Segment Start: INPUT DATA

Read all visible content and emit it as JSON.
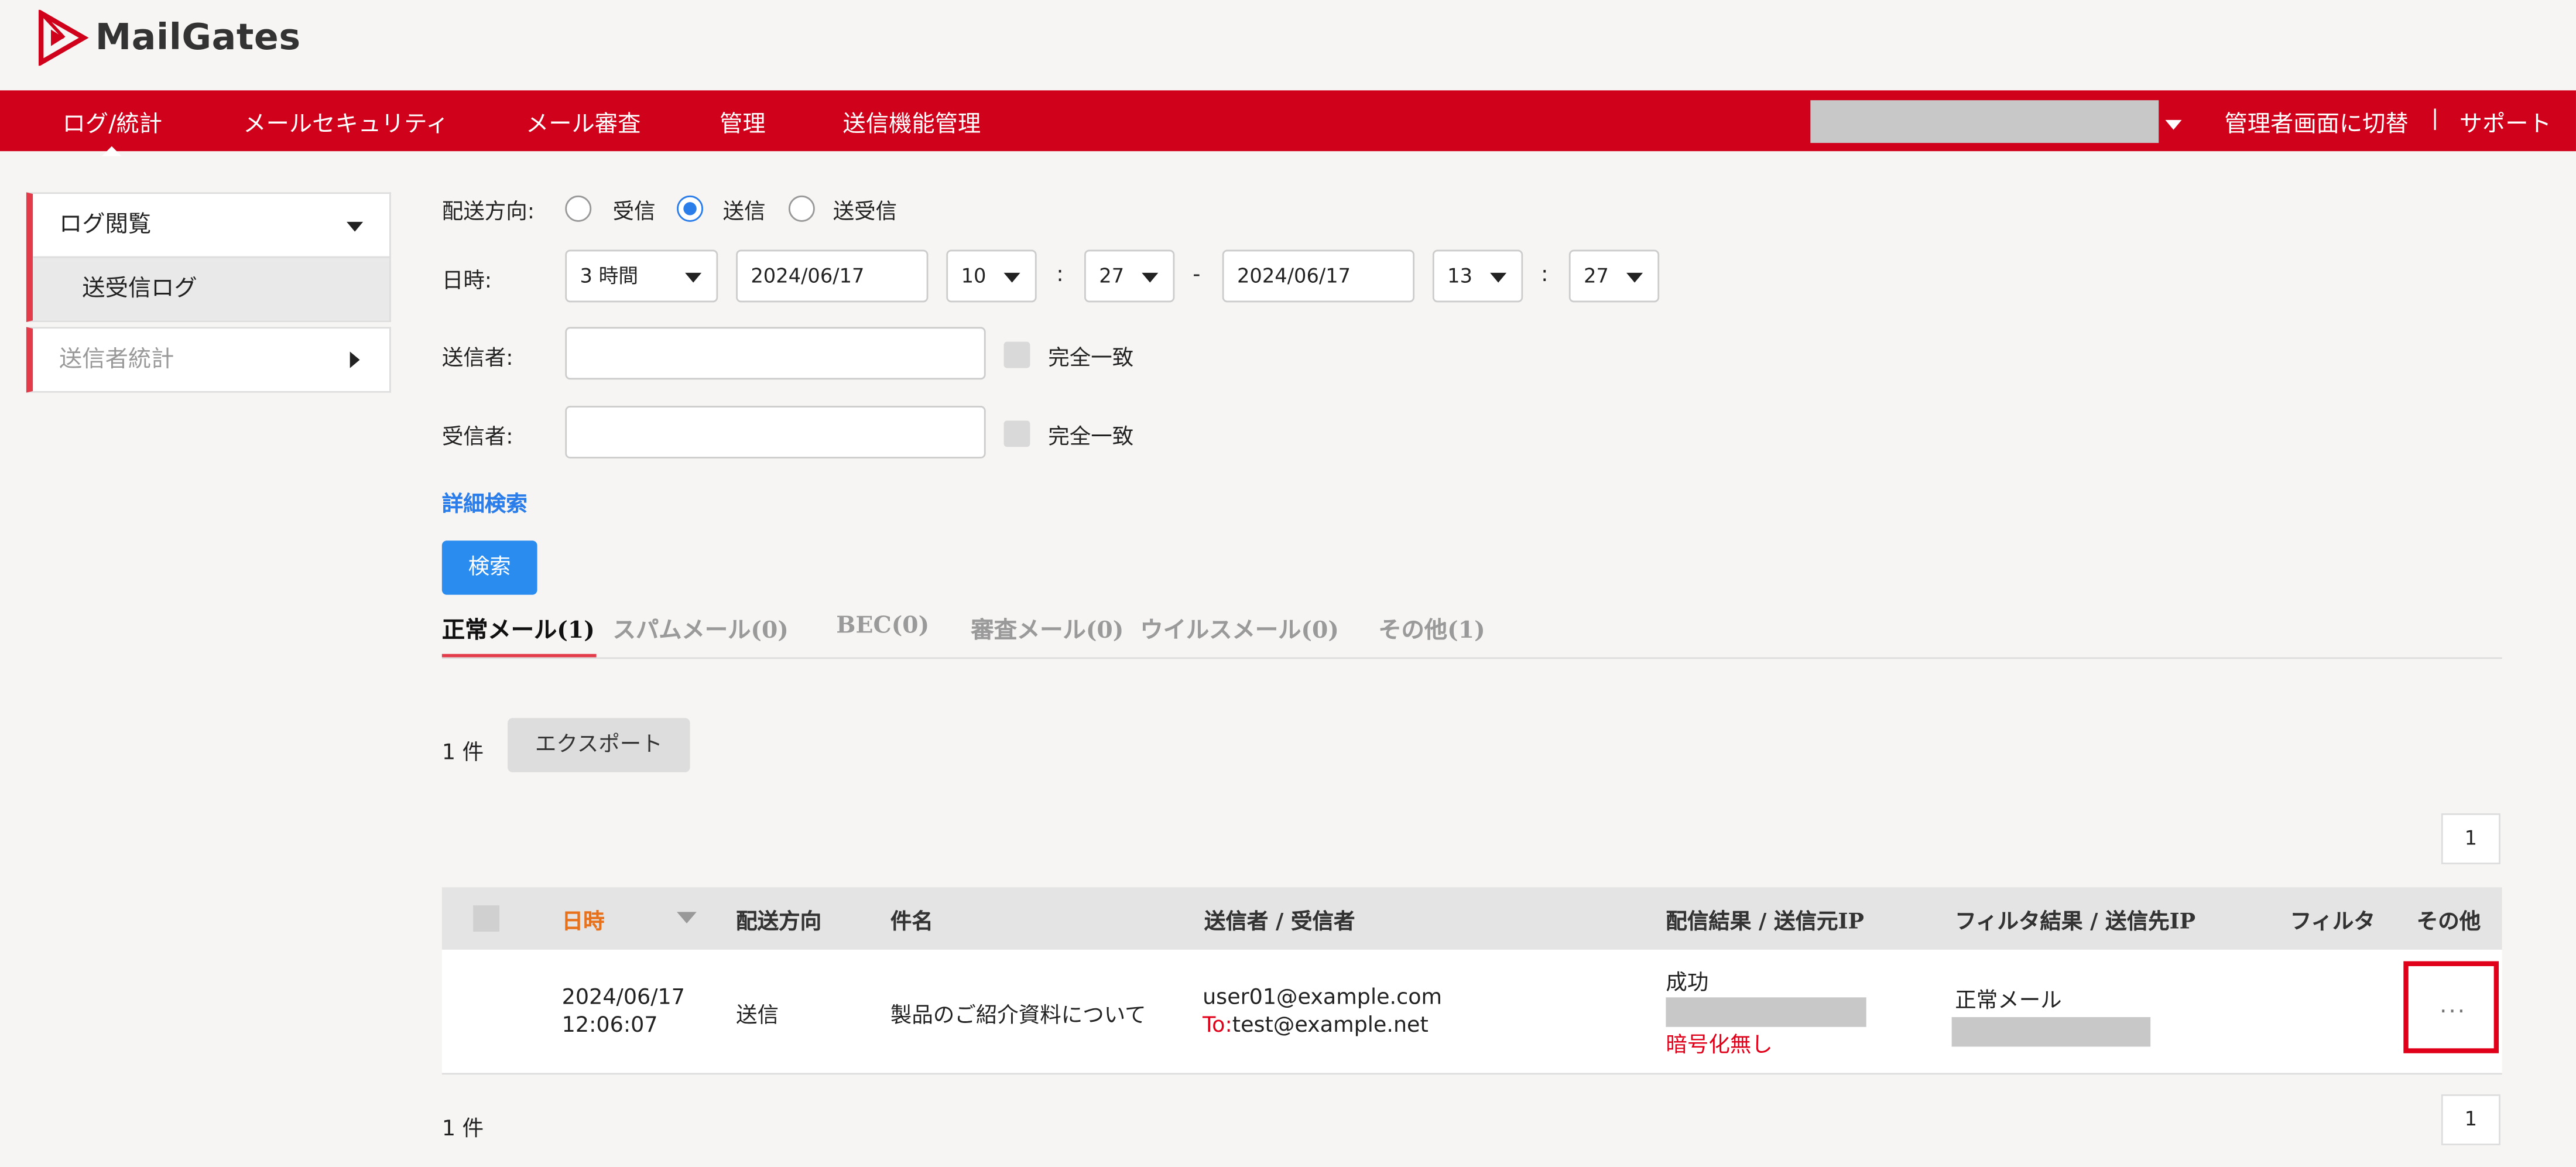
{
  "app": {
    "name": "MailGates"
  },
  "nav": {
    "items": [
      "ログ/統計",
      "メールセキュリティ",
      "メール審査",
      "管理",
      "送信機能管理"
    ],
    "switch_admin": "管理者画面に切替",
    "separator": "|",
    "support": "サポート"
  },
  "sidebar": {
    "section1": "ログ閲覧",
    "section1_sub": "送受信ログ",
    "section2": "送信者統計"
  },
  "form": {
    "direction_label": "配送方向:",
    "direction_options": [
      "受信",
      "送信",
      "送受信"
    ],
    "direction_selected": "送信",
    "datetime_label": "日時:",
    "range": "3 時間",
    "from_date": "2024/06/17",
    "from_hour": "10",
    "from_min": "27",
    "to_date": "2024/06/17",
    "to_hour": "13",
    "to_min": "27",
    "colon": ":",
    "dash": "-",
    "sender_label": "送信者:",
    "recipient_label": "受信者:",
    "exact_match": "完全一致",
    "advanced_search": "詳細検索",
    "search_button": "検索"
  },
  "tabs": [
    "正常メール(1)",
    "スパムメール(0)",
    "BEC(0)",
    "審査メール(0)",
    "ウイルスメール(0)",
    "その他(1)"
  ],
  "results": {
    "count": "1 件",
    "export_button": "エクスポート",
    "page": "1"
  },
  "table": {
    "headers": {
      "datetime": "日時",
      "direction": "配送方向",
      "subject": "件名",
      "sender_recipient": "送信者 / 受信者",
      "delivery_result": "配信結果 / 送信元IP",
      "filter_result": "フィルタ結果 / 送信先IP",
      "filter": "フィルタ",
      "other": "その他"
    },
    "rows": [
      {
        "date": "2024/06/17",
        "time": "12:06:07",
        "direction": "送信",
        "subject": "製品のご紹介資料について",
        "sender": "user01@example.com",
        "to_prefix": "To:",
        "recipient": "test@example.net",
        "delivery": "成功",
        "encryption": "暗号化無し",
        "filter_result": "正常メール",
        "more": "···"
      }
    ]
  },
  "colors": {
    "brand_red": "#d0021b",
    "accent_blue": "#2b8cf0",
    "sort_orange": "#e8721c"
  }
}
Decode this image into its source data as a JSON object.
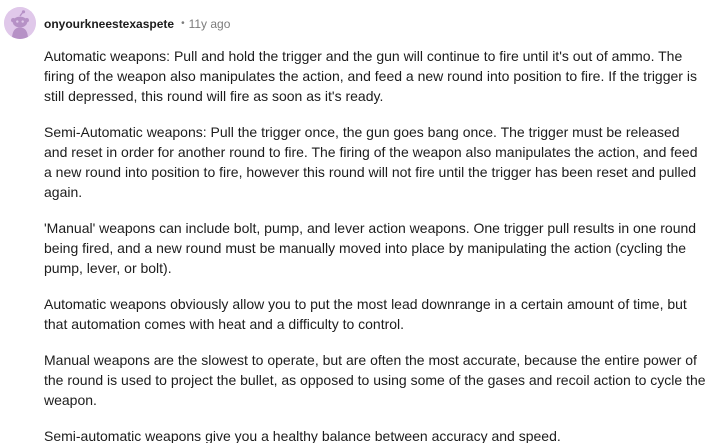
{
  "comment": {
    "author": "onyourkneestexaspete",
    "separator": "•",
    "timestamp": "11y ago",
    "avatar_icon": "snoo-avatar-icon",
    "avatar_color": "#e0c8ea",
    "paragraphs": [
      "Automatic weapons: Pull and hold the trigger and the gun will continue to fire until it's out of ammo. The firing of the weapon also manipulates the action, and feed a new round into position to fire. If the trigger is still depressed, this round will fire as soon as it's ready.",
      "Semi-Automatic weapons: Pull the trigger once, the gun goes bang once. The trigger must be released and reset in order for another round to fire. The firing of the weapon also manipulates the action, and feed a new round into position to fire, however this round will not fire until the trigger has been reset and pulled again.",
      "'Manual' weapons can include bolt, pump, and lever action weapons. One trigger pull results in one round being fired, and a new round must be manually moved into place by manipulating the action (cycling the pump, lever, or bolt).",
      "Automatic weapons obviously allow you to put the most lead downrange in a certain amount of time, but that automation comes with heat and a difficulty to control.",
      "Manual weapons are the slowest to operate, but are often the most accurate, because the entire power of the round is used to project the bullet, as opposed to using some of the gases and recoil action to cycle the weapon.",
      "Semi-automatic weapons give you a healthy balance between accuracy and speed."
    ]
  }
}
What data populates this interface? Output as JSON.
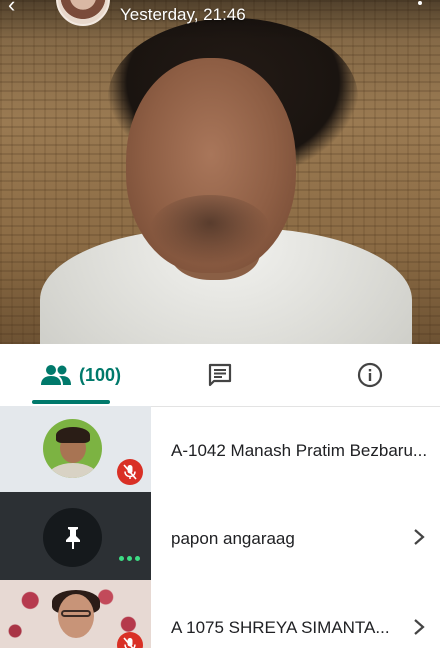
{
  "header": {
    "timestamp": "Yesterday, 21:46"
  },
  "video": {
    "subject": "active-speaker-video"
  },
  "tabs": [
    {
      "id": "people",
      "icon": "people-icon",
      "count_label": "(100)",
      "active": true
    },
    {
      "id": "chat",
      "icon": "chat-icon",
      "active": false
    },
    {
      "id": "info",
      "icon": "info-icon",
      "active": false
    }
  ],
  "participants": [
    {
      "name": "A-1042 Manash Pratim Bezbaru...",
      "muted": true,
      "tile": "avatar",
      "avatar_color": "#7cb342"
    },
    {
      "name": "papon angaraag",
      "muted": false,
      "tile": "pinned",
      "has_chevron": true
    },
    {
      "name": "A 1075 SHREYA SIMANTA...",
      "muted": true,
      "tile": "video",
      "has_chevron": true
    }
  ],
  "colors": {
    "accent": "#00796b",
    "mic_off": "#d93025",
    "more_dots": "#3ddc84"
  }
}
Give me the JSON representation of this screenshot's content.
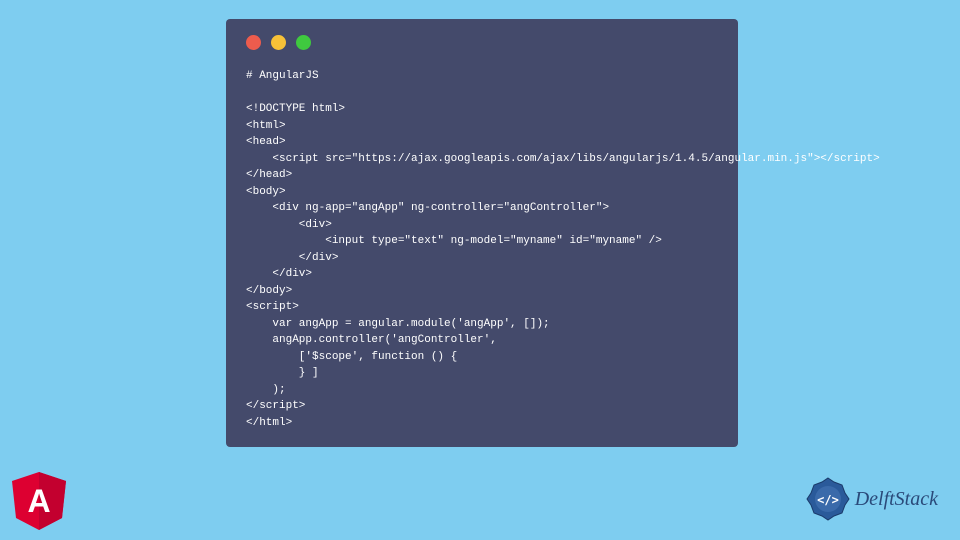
{
  "code": {
    "title": "# AngularJS",
    "lines": [
      "<!DOCTYPE html>",
      "<html>",
      "<head>",
      "    <script src=\"https://ajax.googleapis.com/ajax/libs/angularjs/1.4.5/angular.min.js\"></script>",
      "</head>",
      "<body>",
      "    <div ng-app=\"angApp\" ng-controller=\"angController\">",
      "        <div>",
      "            <input type=\"text\" ng-model=\"myname\" id=\"myname\" />",
      "        </div>",
      "    </div>",
      "</body>",
      "<script>",
      "    var angApp = angular.module('angApp', []);",
      "    angApp.controller('angController',",
      "        ['$scope', function () {",
      "        } ]",
      "    );",
      "</script>",
      "</html>"
    ]
  },
  "logos": {
    "angular_letter": "A",
    "delftstack_text": "DelftStack"
  },
  "colors": {
    "background": "#7ecdf0",
    "window": "#444a6b",
    "dot_red": "#ed5c4d",
    "dot_yellow": "#f7c138",
    "dot_green": "#3fc93f"
  }
}
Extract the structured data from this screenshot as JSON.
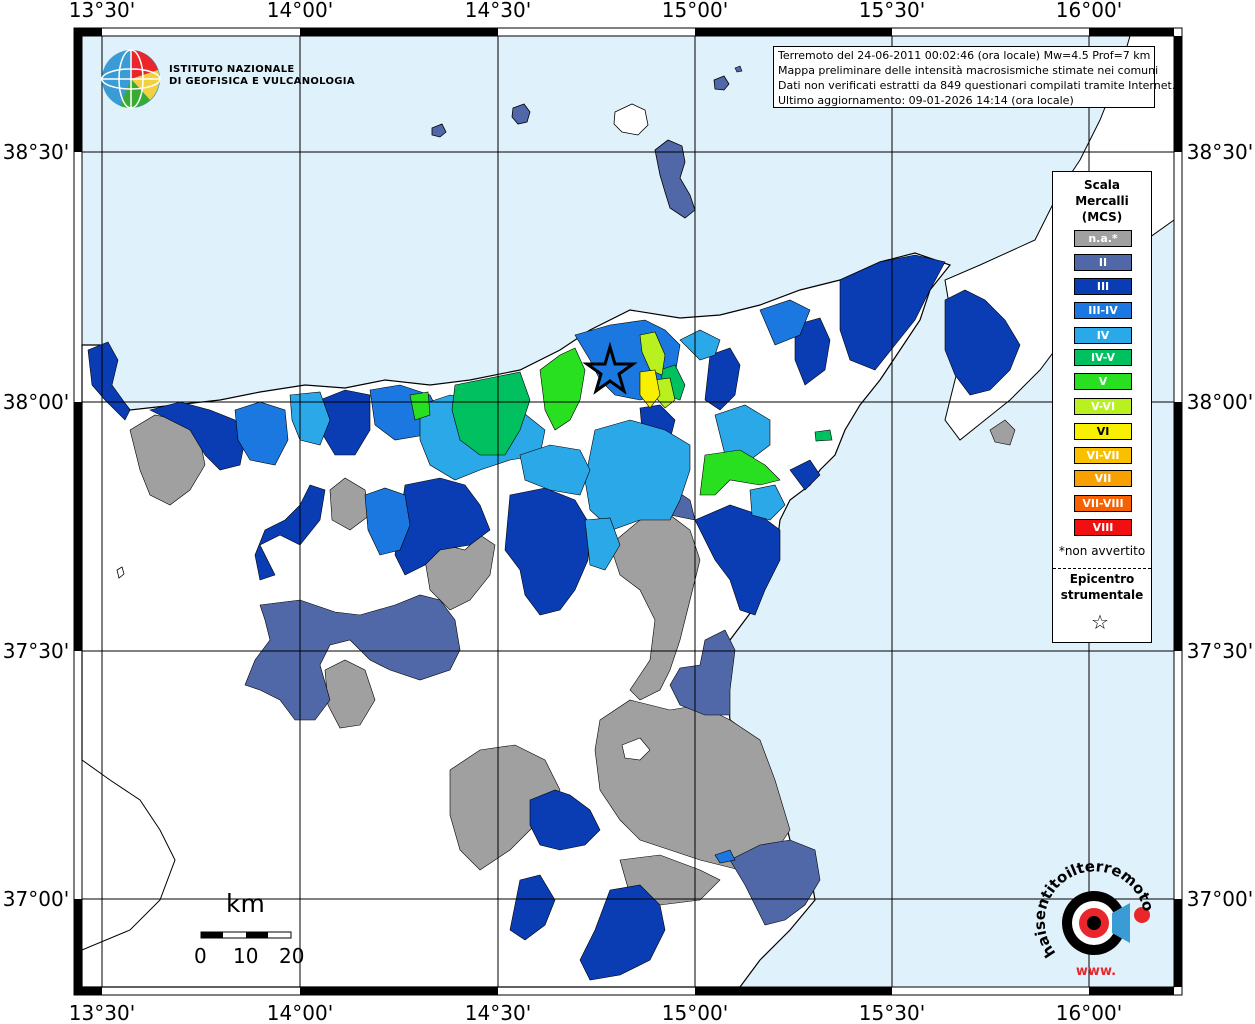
{
  "info_box": {
    "line1": "Terremoto del 24-06-2011 00:02:46 (ora locale) Mw=4.5 Prof=7 km",
    "line2": "Mappa preliminare delle intensità macrosismiche stimate nei comuni",
    "line3": "Dati non verificati estratti da 849 questionari compilati tramite Internet.",
    "line4": "Ultimo aggiornamento: 09-01-2026 14:14 (ora locale)"
  },
  "logo": {
    "line1": "ISTITUTO NAZIONALE",
    "line2": "DI GEOFISICA E VULCANOLOGIA",
    "colors": [
      "#3a9bd5",
      "#e9262b",
      "#3aaa35",
      "#f3d03e"
    ]
  },
  "axes": {
    "longitude_top": [
      "13°30'",
      "14°00'",
      "14°30'",
      "15°00'",
      "15°30'",
      "16°00'"
    ],
    "longitude_bottom": [
      "13°30'",
      "14°00'",
      "14°30'",
      "15°00'",
      "15°30'",
      "16°00'"
    ],
    "latitude_left": [
      "38°30'",
      "38°00'",
      "37°30'",
      "37°00'"
    ],
    "latitude_right": [
      "38°30'",
      "38°00'",
      "37°30'",
      "37°00'"
    ]
  },
  "legend": {
    "title_line1": "Scala",
    "title_line2": "Mercalli",
    "title_line3": "(MCS)",
    "items": [
      {
        "label": "n.a.*",
        "color": "#a0a0a0"
      },
      {
        "label": "II",
        "color": "#5068a8"
      },
      {
        "label": "III",
        "color": "#0a3db4"
      },
      {
        "label": "III-IV",
        "color": "#1a78e0"
      },
      {
        "label": "IV",
        "color": "#2aa8e8"
      },
      {
        "label": "IV-V",
        "color": "#00c060"
      },
      {
        "label": "V",
        "color": "#28e020"
      },
      {
        "label": "V-VI",
        "color": "#b8f020"
      },
      {
        "label": "VI",
        "color": "#f8f000"
      },
      {
        "label": "VI-VII",
        "color": "#f8c000"
      },
      {
        "label": "VII",
        "color": "#f8a000"
      },
      {
        "label": "VII-VIII",
        "color": "#f86000"
      },
      {
        "label": "VIII",
        "color": "#f01010"
      }
    ],
    "note": "*non avvertito",
    "epicenter_line1": "Epicentro",
    "epicenter_line2": "strumentale",
    "epicenter_symbol": "☆"
  },
  "scale_bar": {
    "unit": "km",
    "ticks": [
      "0",
      "10",
      "20"
    ]
  },
  "watermark": {
    "text": "haisentitoilterremoto.it",
    "url_text": "www."
  },
  "colors": {
    "sea": "#dff1fb",
    "land_unsampled": "#ffffff",
    "coast": "#000000"
  }
}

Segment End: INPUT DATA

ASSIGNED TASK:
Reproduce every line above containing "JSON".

RESULT BELOW:
Read all visible content and emit it as JSON.
Decode this image into its source data as a JSON object.
What data populates this interface? Output as JSON.
Give me the JSON representation of this screenshot's content.
Extract the structured data from this screenshot as JSON.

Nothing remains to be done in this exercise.